____ Records supplied

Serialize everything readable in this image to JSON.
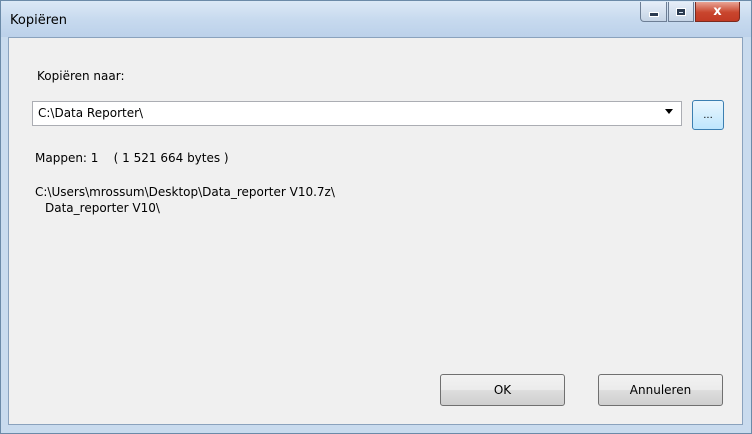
{
  "window": {
    "title": "Kopiëren",
    "caption": {
      "minimize_icon": "minimize-icon",
      "maximize_icon": "maximize-icon",
      "close_glyph": "x"
    }
  },
  "form": {
    "target_label": "Kopiëren naar:",
    "target_value": "C:\\Data Reporter\\",
    "browse_label": "...",
    "folders_text": "Mappen: 1    ( 1 521 664 bytes )",
    "source_path_line1": "C:\\Users\\mrossum\\Desktop\\Data_reporter V10.7z\\",
    "source_path_line2": "Data_reporter V10\\"
  },
  "buttons": {
    "ok_label": "OK",
    "cancel_label": "Annuleren"
  },
  "colors": {
    "title_bar": "#c6d9ee",
    "close_button": "#c9452d",
    "client_bg": "#f0f0f0"
  }
}
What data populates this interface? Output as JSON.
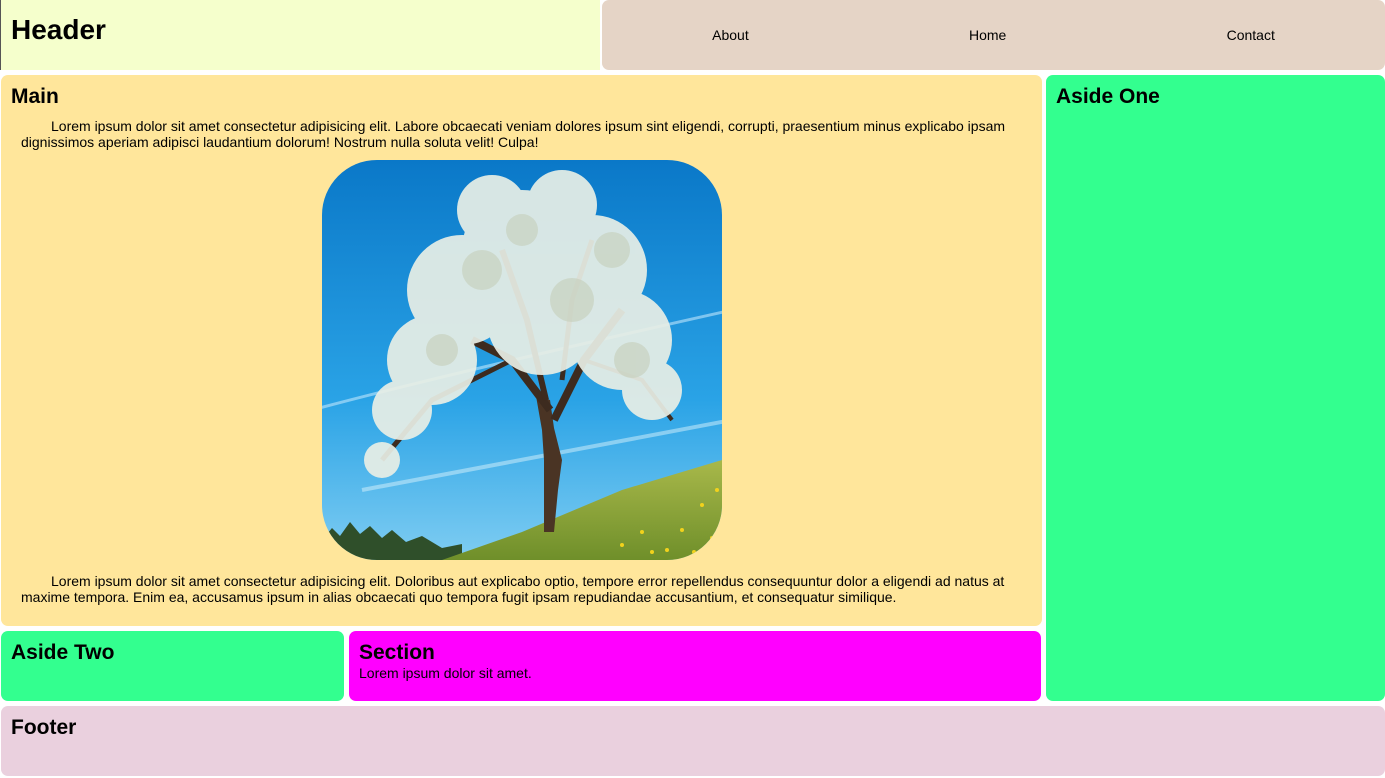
{
  "header": {
    "title": "Header"
  },
  "nav": {
    "links": [
      "About",
      "Home",
      "Contact"
    ]
  },
  "main": {
    "title": "Main",
    "paragraph_1": "Lorem ipsum dolor sit amet consectetur adipisicing elit. Labore obcaecati veniam dolores ipsum sint eligendi, corrupti, praesentium minus explicabo ipsam dignissimos aperiam adipisci laudantium dolorum! Nostrum nulla soluta velit! Culpa!",
    "image": "flowering-tree-photo",
    "paragraph_2": "Lorem ipsum dolor sit amet consectetur adipisicing elit. Doloribus aut explicabo optio, tempore error repellendus consequuntur dolor a eligendi ad natus at maxime tempora. Enim ea, accusamus ipsum in alias obcaecati quo tempora fugit ipsam repudiandae accusantium, et consequatur similique."
  },
  "aside_one": {
    "title": "Aside One"
  },
  "aside_two": {
    "title": "Aside Two"
  },
  "section": {
    "title": "Section",
    "text": "Lorem ipsum dolor sit amet."
  },
  "footer": {
    "title": "Footer"
  },
  "colors": {
    "header_bg": "#f5ffcc",
    "nav_bg": "#e5d4c6",
    "main_bg": "#ffe69b",
    "aside_bg": "#33ff8f",
    "section_bg": "#ff00ff",
    "footer_bg": "#ead0de"
  }
}
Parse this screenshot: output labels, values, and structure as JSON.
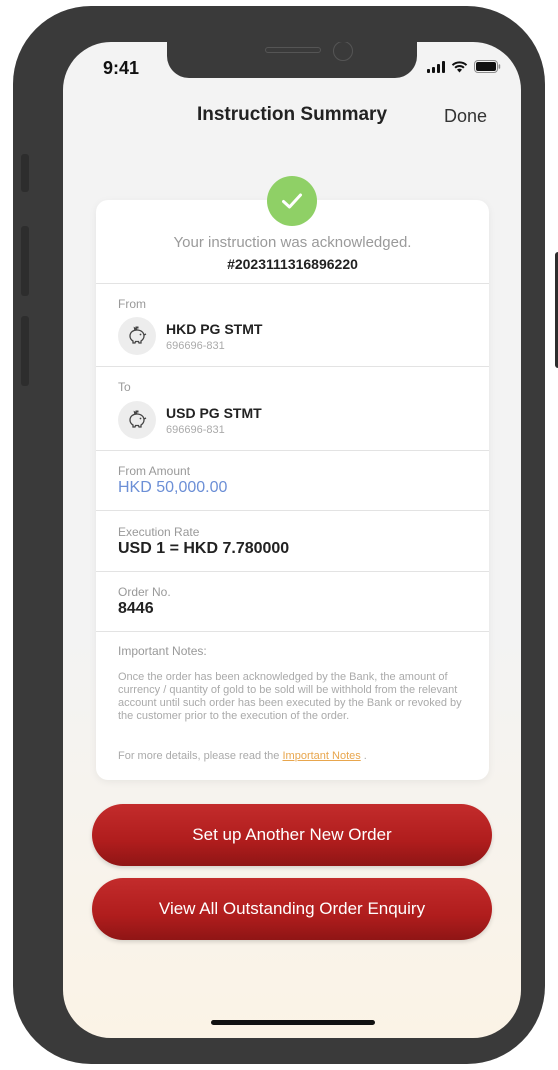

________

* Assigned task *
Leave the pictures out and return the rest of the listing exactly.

* Result *
Serialize everything readable in this image to JSON.
{
  "window": {
    "title": "Kopiëren",
    "caption": {
      "minimize_icon": "minimize-icon",
      "maximize_icon": "maximize-icon",
      "close_glyph": "x"
    }
  },
  "form": {
    "target_label": "Kopiëren naar:",
    "target_value": "C:\\Data Reporter\\",
    "browse_label": "...",
    "folders_text": "Mappen: 1    ( 1 521 664 bytes )",
    "source_path_line1": "C:\\Users\\mrossum\\Desktop\\Data_reporter V10.7z\\",
    "source_path_line2": "Data_reporter V10\\"
  },
  "buttons": {
    "ok_label": "OK",
    "cancel_label": "Annuleren"
  },
  "colors": {
    "title_bar": "#c6d9ee",
    "close_button": "#c9452d",
    "client_bg": "#f0f0f0"
  }
}
What data populates this interface? Output as JSON.
{
  "header": {
    "title": "Header"
  },
  "nav": {
    "links": [
      "About",
      "Home",
      "Contact"
    ]
  },
  "main": {
    "title": "Main",
    "paragraph_1": "Lorem ipsum dolor sit amet consectetur adipisicing elit. Labore obcaecati veniam dolores ipsum sint eligendi, corrupti, praesentium minus explicabo ipsam dignissimos aperiam adipisci laudantium dolorum! Nostrum nulla soluta velit! Culpa!",
    "image": "flowering-tree-photo",
    "paragraph_2": "Lorem ipsum dolor sit amet consectetur adipisicing elit. Doloribus aut explicabo optio, tempore error repellendus consequuntur dolor a eligendi ad natus at maxime tempora. Enim ea, accusamus ipsum in alias obcaecati quo tempora fugit ipsam repudiandae accusantium, et consequatur similique."
  },
  "aside_one": {
    "title": "Aside One"
  },
  "aside_two": {
    "title": "Aside Two"
  },
  "section": {
    "title": "Section",
    "text": "Lorem ipsum dolor sit amet."
  },
  "footer": {
    "title": "Footer"
  },
  "colors": {
    "header_bg": "#f5ffcc",
    "nav_bg": "#e5d4c6",
    "main_bg": "#ffe69b",
    "aside_bg": "#33ff8f",
    "section_bg": "#ff00ff",
    "footer_bg": "#ead0de"
  }
}
Parse this screenshot: output labels, values, and structure as JSON.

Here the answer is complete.